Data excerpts
——

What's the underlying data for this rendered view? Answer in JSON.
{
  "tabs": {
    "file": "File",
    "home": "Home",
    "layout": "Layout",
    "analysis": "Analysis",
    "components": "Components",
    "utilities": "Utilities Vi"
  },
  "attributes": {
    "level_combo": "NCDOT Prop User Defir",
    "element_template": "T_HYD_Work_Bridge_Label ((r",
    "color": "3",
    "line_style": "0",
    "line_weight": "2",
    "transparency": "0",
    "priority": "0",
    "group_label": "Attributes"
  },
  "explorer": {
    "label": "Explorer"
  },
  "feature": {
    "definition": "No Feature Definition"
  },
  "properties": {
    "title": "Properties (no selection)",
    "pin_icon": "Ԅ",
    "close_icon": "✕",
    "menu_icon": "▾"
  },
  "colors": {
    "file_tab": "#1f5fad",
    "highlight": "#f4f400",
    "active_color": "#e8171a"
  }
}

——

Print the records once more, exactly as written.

• Result of the exercise:
What's the underlying data for this rendered view? Answer in JSON.
{
  "tabs": {
    "file": "File",
    "home": "Home",
    "layout": "Layout",
    "analysis": "Analysis",
    "components": "Components",
    "utilities": "Utilities Vi"
  },
  "attributes": {
    "level_combo": "NCDOT Prop User Defir",
    "element_template": "T_HYD_Work_Bridge_Label ((r",
    "color": "3",
    "line_style": "0",
    "line_weight": "2",
    "transparency": "0",
    "priority": "0",
    "group_label": "Attributes"
  },
  "explorer": {
    "label": "Explorer"
  },
  "feature": {
    "definition": "No Feature Definition"
  },
  "properties": {
    "title": "Properties (no selection)",
    "pin_icon": "Ԅ",
    "close_icon": "✕",
    "menu_icon": "▾"
  },
  "colors": {
    "file_tab": "#1f5fad",
    "highlight": "#f4f400",
    "active_color": "#e8171a"
  }
}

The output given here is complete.